__DESCRIPTION OF THE TASK__.
Within the data below, state how many lines contain the string "this". Provide the number only.
Segment Open
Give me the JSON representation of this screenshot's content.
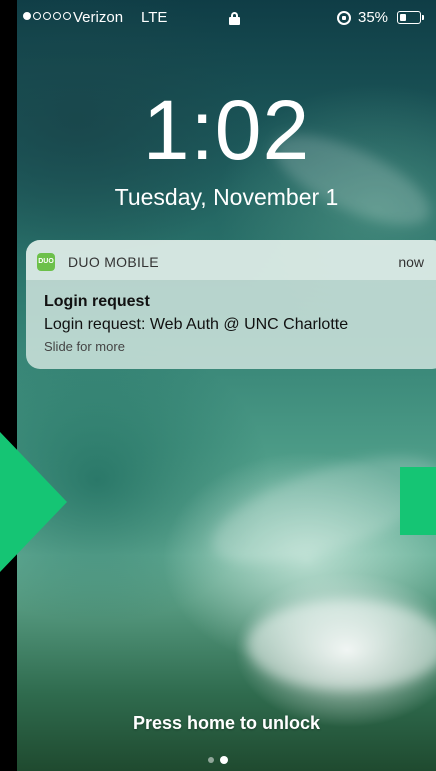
{
  "status_bar": {
    "signal_dots_filled": 1,
    "signal_dots_total": 5,
    "carrier": "Verizon",
    "network": "LTE",
    "battery_percent": "35%",
    "battery_level": 0.35,
    "icons": [
      "signal-icon",
      "lock-icon",
      "orientation-lock-icon",
      "battery-icon"
    ]
  },
  "lock_screen": {
    "time": "1:02",
    "date": "Tuesday, November 1",
    "unlock_hint": "Press home to unlock",
    "page_count": 2,
    "active_page": 1
  },
  "notification": {
    "app_icon_text": "DUO",
    "app_name": "DUO MOBILE",
    "time": "now",
    "title": "Login request",
    "body": "Login request: Web Auth @ UNC Charlotte",
    "more": "Slide for more"
  },
  "colors": {
    "accent_green": "#15c574",
    "duo_icon": "#6cc04a",
    "notification_bg": "#d6e8e2"
  }
}
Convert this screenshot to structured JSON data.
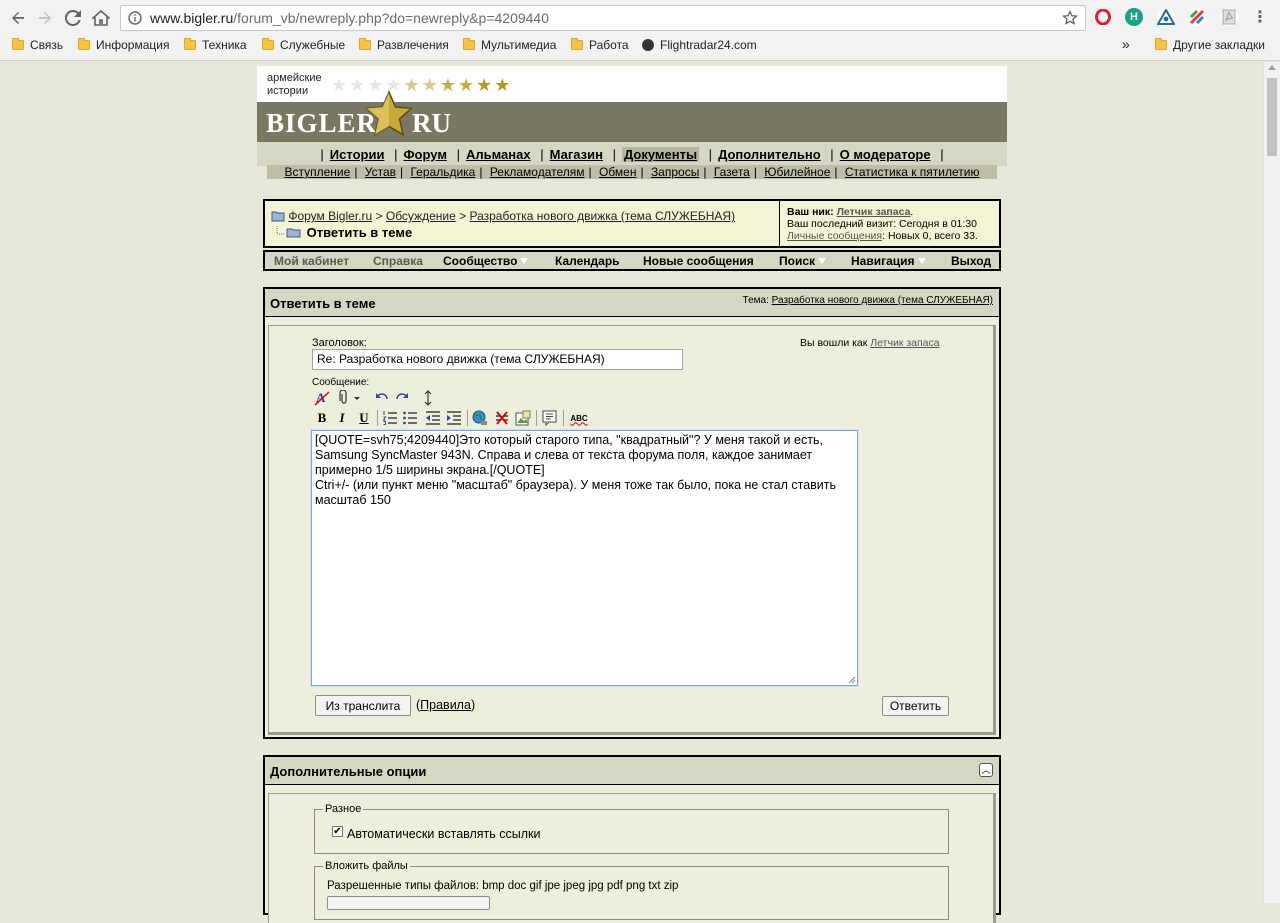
{
  "browser": {
    "url_host": "www.bigler.ru",
    "url_path": "/forum_vb/newreply.php?do=newreply&p=4209440",
    "bookmarks": [
      "Связь",
      "Информация",
      "Техника",
      "Служебные",
      "Развлечения",
      "Мультимедиа",
      "Работа",
      "Flightradar24.com"
    ],
    "overflow": "»",
    "other_bookmarks": "Другие закладки",
    "ext_h": "H"
  },
  "site": {
    "banner_text": "армейские истории",
    "logo_left": "BIGLER",
    "logo_right": "RU",
    "main_nav": [
      "Истории",
      "Форум",
      "Альманах",
      "Магазин",
      "Документы",
      "Дополнительно",
      "О модераторе"
    ],
    "sub_nav": [
      "Вступление",
      "Устав",
      "Геральдика",
      "Рекламодателям",
      "Обмен",
      "Запросы",
      "Газета",
      "Юбилейное",
      "Статистика к пятилетию"
    ]
  },
  "breadcrumb": {
    "forum": "Форум Bigler.ru",
    "section": "Обсуждение",
    "thread": "Разработка нового движка (тема СЛУЖЕБНАЯ)",
    "current": "Ответить в теме",
    "sep": ">"
  },
  "userinfo": {
    "nick_label": "Ваш ник:",
    "nick": "Летчик запаса",
    "last_visit": "Ваш последний визит: Сегодня в 01:30",
    "pm_link": "Личные сообщения",
    "pm_text": ": Новых 0, всего 33."
  },
  "usernav": {
    "cabinet": "Мой кабинет",
    "help": "Справка",
    "community": "Сообщество",
    "calendar": "Календарь",
    "new_posts": "Новые сообщения",
    "search": "Поиск",
    "navigation": "Навигация",
    "logout": "Выход"
  },
  "reply": {
    "title": "Ответить в теме",
    "topic_label": "Тема:",
    "topic": "Разработка нового движка (тема СЛУЖЕБНАЯ)",
    "logged_in_as": "Вы вошли как",
    "user": "Летчик запаса",
    "subject_label": "Заголовок:",
    "subject_value": "Re:  Разработка нового движка (тема СЛУЖЕБНАЯ)",
    "message_label": "Сообщение:",
    "message_text": "[QUOTE=svh75;4209440]Это который старого типа, \"квадратный\"? У меня такой и есть, Samsung SyncMaster 943N. Справа и слева от текста форума поля, каждое занимает примерно 1/5 ширины экрана.[/QUOTE]\nCtri+/- (или пункт меню \"масштаб\" браузера). У меня тоже так было, пока не стал ставить масштаб 150",
    "translit_button": "Из транслита",
    "rules_link": "Правила",
    "submit_button": "Ответить",
    "toolbar": {
      "bold": "B",
      "italic": "I",
      "underline": "U",
      "spell": "ABC"
    }
  },
  "options": {
    "title": "Дополнительные опции",
    "misc_legend": "Разное",
    "auto_links": "Автоматически вставлять ссылки",
    "attach_legend": "Вложить файлы",
    "allowed_types": "Разрешенные типы файлов: bmp doc gif jpe jpeg jpg pdf png txt zip"
  }
}
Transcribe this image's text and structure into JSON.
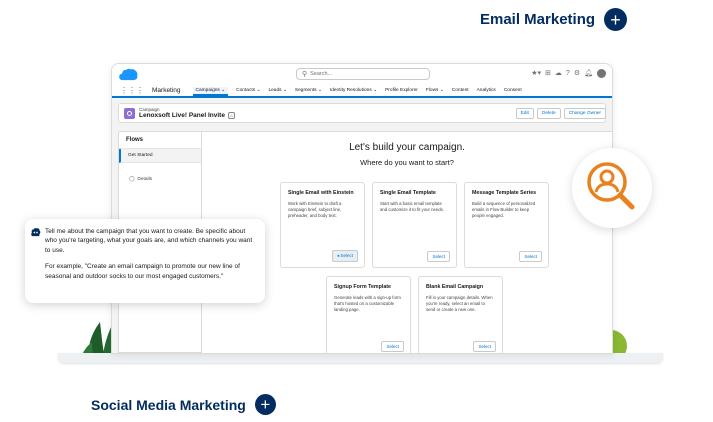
{
  "headings": {
    "email_marketing": "Email Marketing",
    "social_media_marketing": "Social Media Marketing"
  },
  "header": {
    "search_placeholder": "Search..."
  },
  "nav": {
    "app_name": "Marketing",
    "items": [
      "Campaigns",
      "Contacts",
      "Leads",
      "Segments",
      "Identity Resolutions",
      "Profile Explorer",
      "Flows",
      "Content",
      "Analytics",
      "Consent"
    ]
  },
  "record": {
    "type": "Campaign",
    "name": "Lenoxsoft Live! Panel Invite",
    "actions": [
      "Edit",
      "Delete",
      "Change Owner"
    ]
  },
  "flows_panel": {
    "title": "Flows",
    "active_item": "Get Started",
    "details": "Details"
  },
  "builder": {
    "title": "Let's build your campaign.",
    "subtitle": "Where do you want to start?",
    "cards": [
      {
        "title": "Single Email with Einstein",
        "desc": "Work with Einstein to draft a campaign brief, subject line, preheader, and body text.",
        "select": "Select"
      },
      {
        "title": "Single Email Template",
        "desc": "Start with a basic email template and customize it to fit your needs.",
        "select": "Select"
      },
      {
        "title": "Message Template Series",
        "desc": "Build a sequence of personalized emails in Flow Builder to keep people engaged.",
        "select": "Select"
      },
      {
        "title": "Signup Form Template",
        "desc": "Generate leads with a sign-up form that's hosted on a customizable landing page.",
        "select": "Select"
      },
      {
        "title": "Blank Email Campaign",
        "desc": "Fill in your campaign details. When you're ready, select an email to send or create a new one.",
        "select": "Select"
      }
    ]
  },
  "chat": {
    "message": "Tell me about the campaign that you want to create. Be specific about who you're targeting, what your goals are, and which channels you want to use.",
    "example": "For example, \"Create an email campaign to promote our new line of seasonal and outdoor socks to our most engaged customers.\""
  },
  "colors": {
    "brand_navy": "#032d60",
    "salesforce_blue": "#0176d3",
    "magnifier_orange": "#e8821e"
  }
}
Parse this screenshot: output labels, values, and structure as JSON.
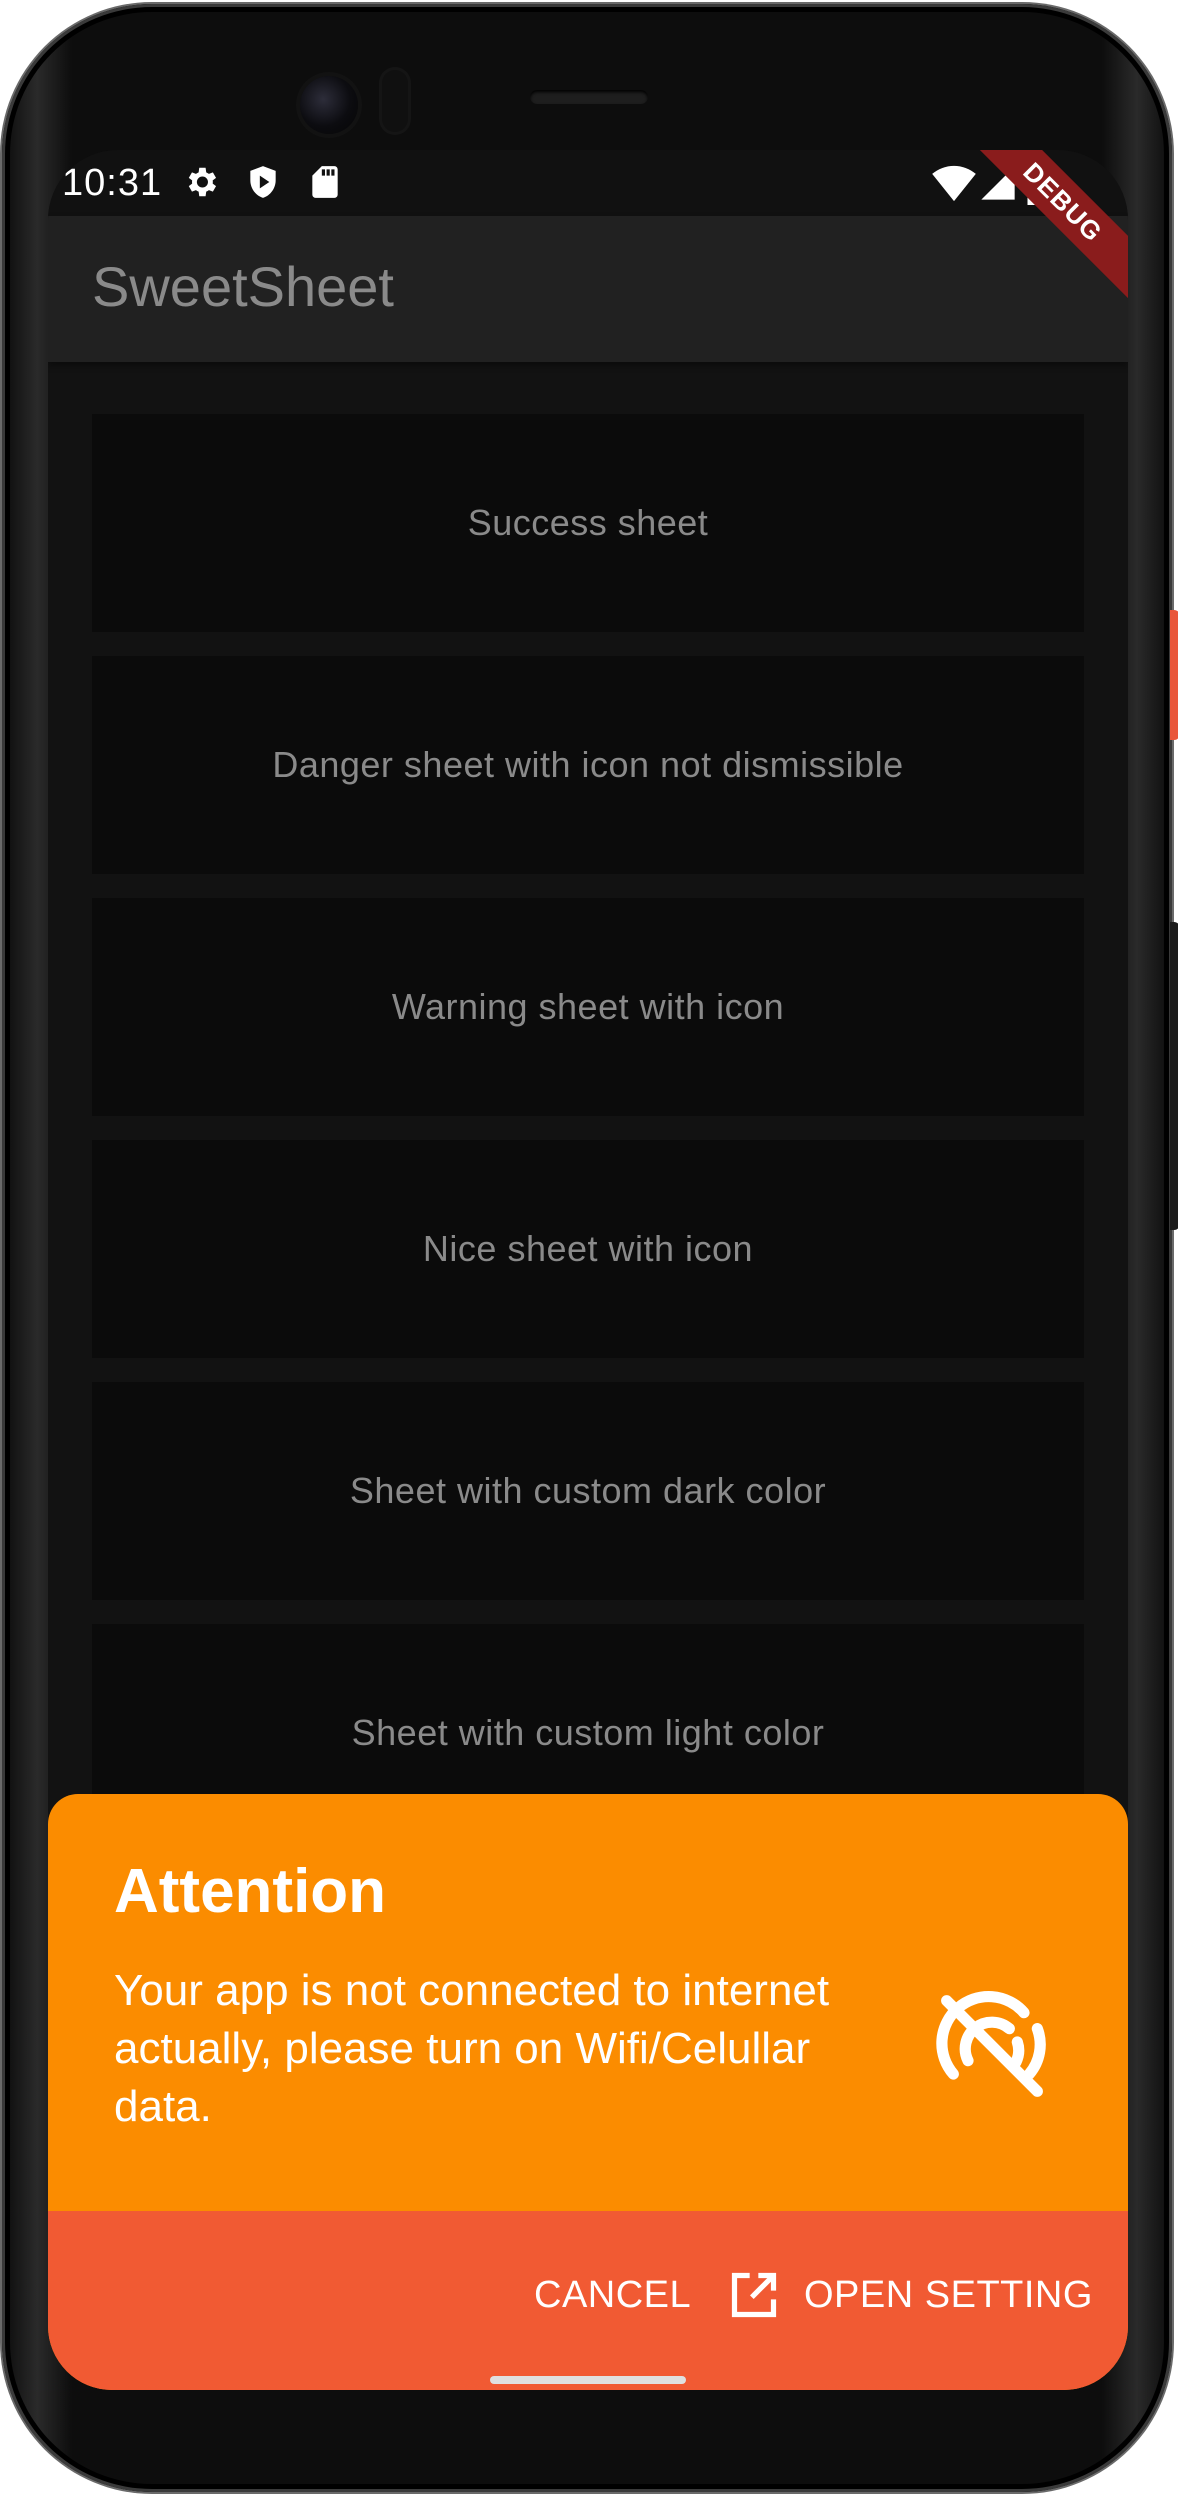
{
  "status_bar": {
    "time": "10:31",
    "left_icons": [
      "settings-icon",
      "shield-icon",
      "sd-card-icon"
    ],
    "right_icons": [
      "wifi-icon",
      "signal-icon",
      "battery-icon"
    ]
  },
  "debug_banner": "DEBUG",
  "app_bar": {
    "title": "SweetSheet"
  },
  "buttons": [
    "Success sheet",
    "Danger sheet with icon not dismissible",
    "Warning sheet with icon",
    "Nice sheet with icon",
    "Sheet with custom dark color",
    "Sheet with custom light color"
  ],
  "sheet": {
    "title": "Attention",
    "description": "Your app is not connected to internet actually, please turn on Wifi/Celullar data.",
    "icon": "wifi-off-icon",
    "cancel_label": "CANCEL",
    "open_label": "OPEN SETTING",
    "open_icon": "open-external-icon"
  },
  "colors": {
    "sheet_bg": "#fb8c00",
    "actions_bg": "#f15a33",
    "app_bg": "#121212",
    "list_item_bg": "#0b0b0b",
    "app_bar_bg": "#212121",
    "debug_banner": "#8a1c1c"
  }
}
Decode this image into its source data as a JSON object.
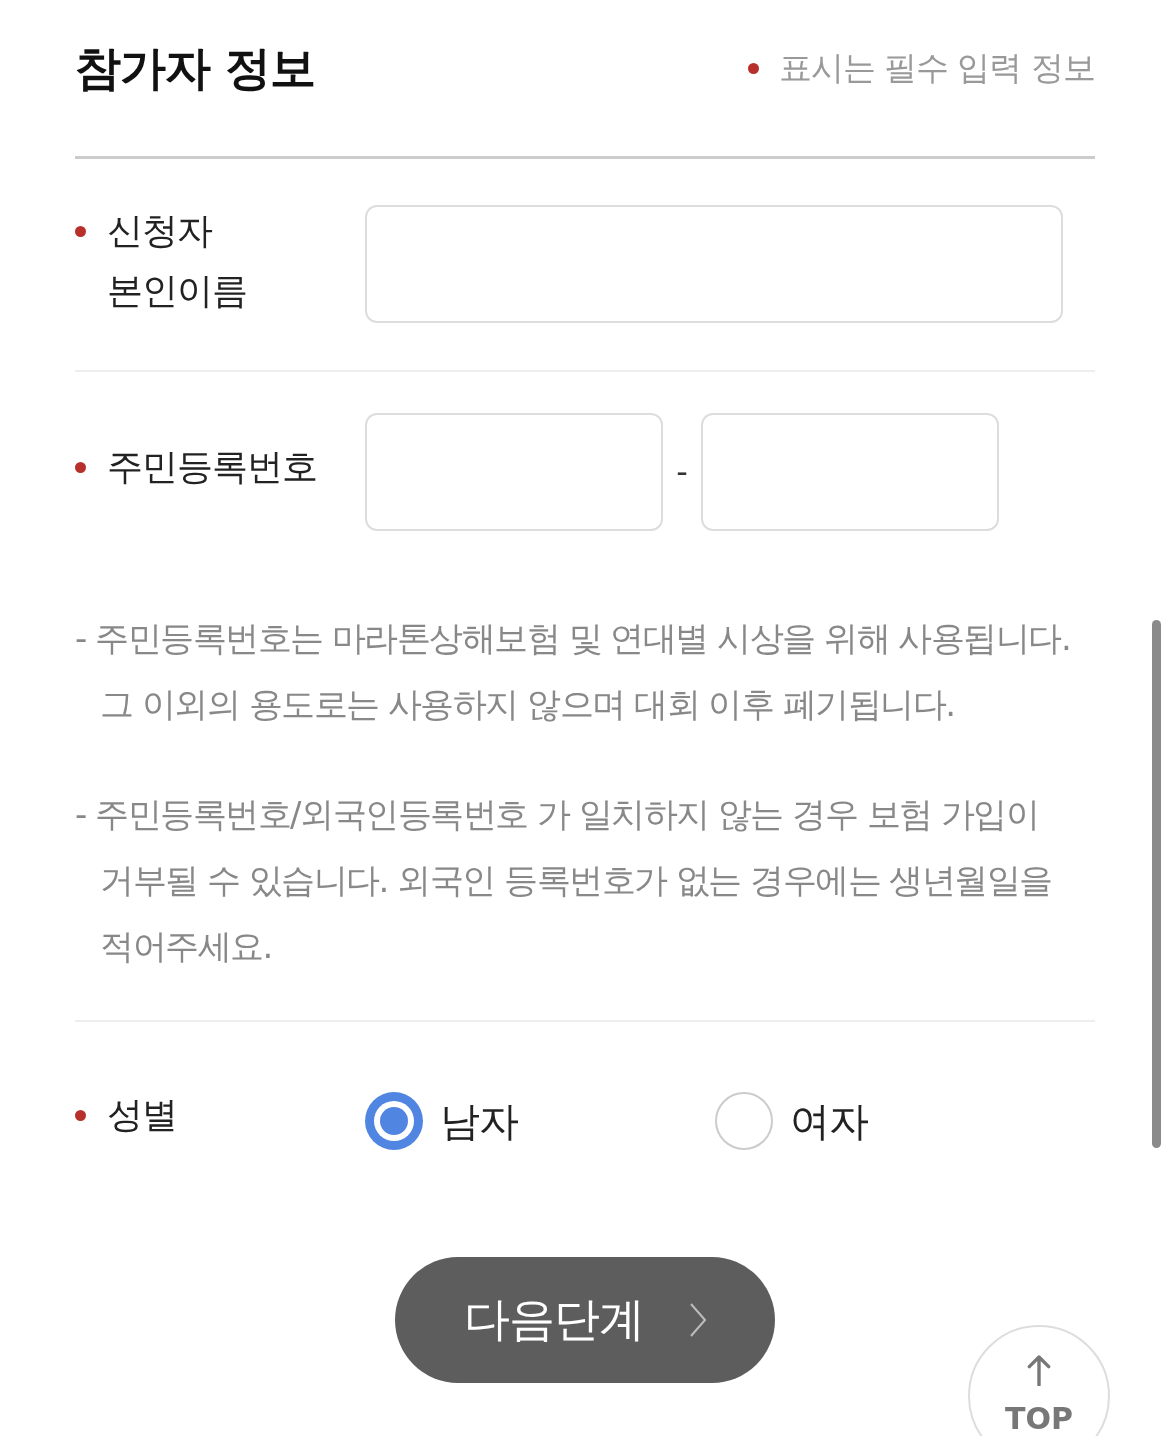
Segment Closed
__TASK SOLUTION__.
5